What to produce:
Here are some records; copy every line that holds the word "ffffff".

Stored data entries:

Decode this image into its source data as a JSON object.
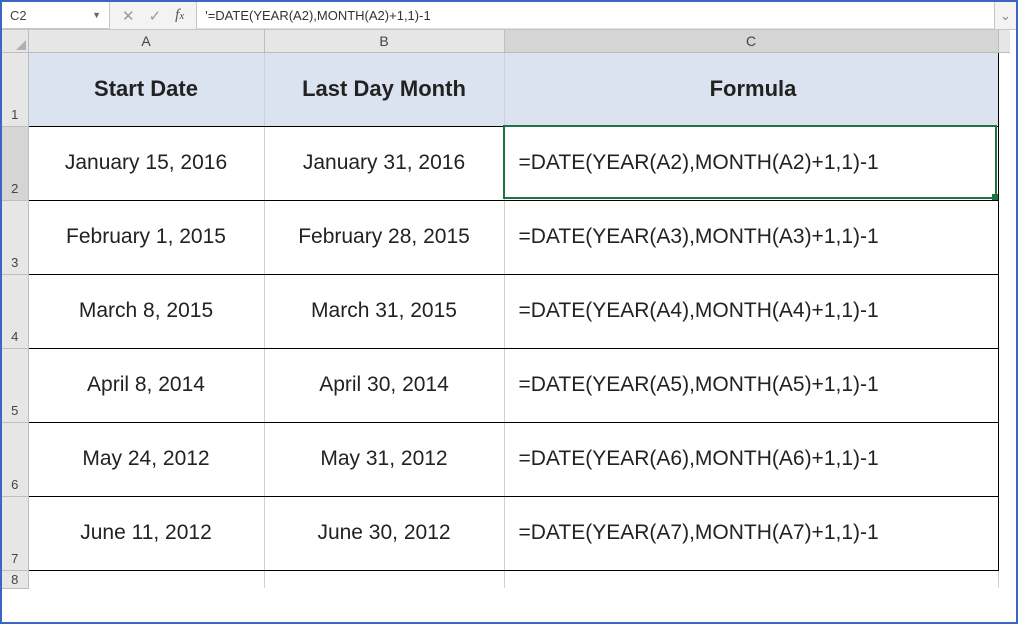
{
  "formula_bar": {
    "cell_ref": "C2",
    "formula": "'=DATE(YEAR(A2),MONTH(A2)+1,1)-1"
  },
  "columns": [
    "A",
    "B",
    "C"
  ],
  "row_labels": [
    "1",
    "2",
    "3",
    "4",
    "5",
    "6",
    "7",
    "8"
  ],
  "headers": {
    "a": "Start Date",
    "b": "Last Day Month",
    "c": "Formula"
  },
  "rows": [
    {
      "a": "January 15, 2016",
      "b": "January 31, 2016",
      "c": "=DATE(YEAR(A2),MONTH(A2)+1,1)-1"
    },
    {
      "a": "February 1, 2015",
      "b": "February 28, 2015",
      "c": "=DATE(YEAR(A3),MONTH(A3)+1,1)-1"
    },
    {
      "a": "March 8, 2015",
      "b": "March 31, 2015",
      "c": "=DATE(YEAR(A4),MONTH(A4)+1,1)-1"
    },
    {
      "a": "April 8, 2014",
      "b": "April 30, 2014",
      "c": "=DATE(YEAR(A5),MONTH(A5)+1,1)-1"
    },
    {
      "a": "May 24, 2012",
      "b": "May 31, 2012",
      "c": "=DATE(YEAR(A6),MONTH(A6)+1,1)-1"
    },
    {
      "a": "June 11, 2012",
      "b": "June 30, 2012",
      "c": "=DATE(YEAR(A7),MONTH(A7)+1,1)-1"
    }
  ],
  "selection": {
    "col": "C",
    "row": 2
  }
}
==
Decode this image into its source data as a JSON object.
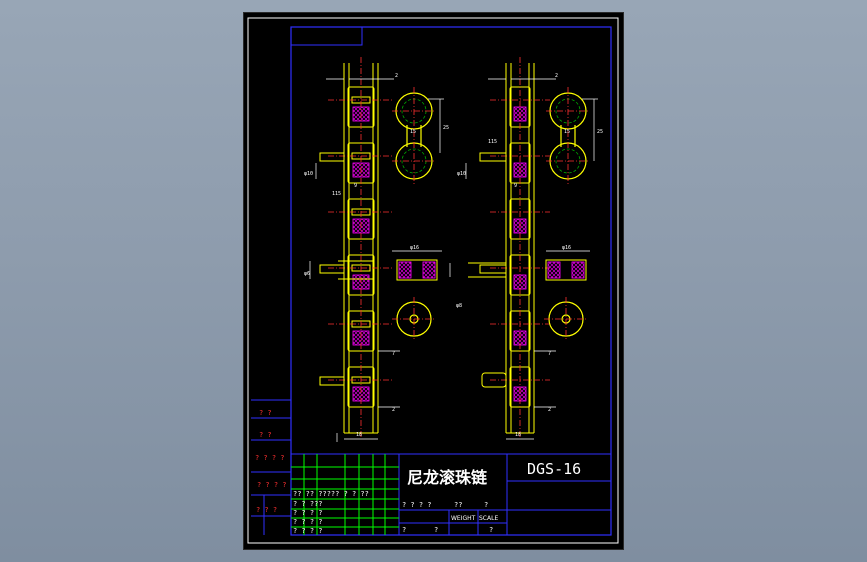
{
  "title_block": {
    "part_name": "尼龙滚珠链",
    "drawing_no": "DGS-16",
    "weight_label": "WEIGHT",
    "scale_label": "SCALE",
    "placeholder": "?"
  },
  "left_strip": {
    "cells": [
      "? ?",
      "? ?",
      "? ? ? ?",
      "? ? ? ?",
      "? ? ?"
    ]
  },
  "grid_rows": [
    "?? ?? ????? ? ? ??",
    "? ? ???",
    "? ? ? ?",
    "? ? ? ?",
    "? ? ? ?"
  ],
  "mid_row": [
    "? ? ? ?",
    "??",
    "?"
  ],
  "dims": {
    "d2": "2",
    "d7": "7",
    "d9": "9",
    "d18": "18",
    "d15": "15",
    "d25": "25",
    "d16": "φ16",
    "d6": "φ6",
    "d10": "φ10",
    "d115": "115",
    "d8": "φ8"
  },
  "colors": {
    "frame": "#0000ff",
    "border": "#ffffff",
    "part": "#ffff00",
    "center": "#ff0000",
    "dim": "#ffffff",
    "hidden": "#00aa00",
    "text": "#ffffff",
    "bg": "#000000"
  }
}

Your response:
    "border": "#ffffff",
    "dim": "#ffffff",
    "text": "#ffffff",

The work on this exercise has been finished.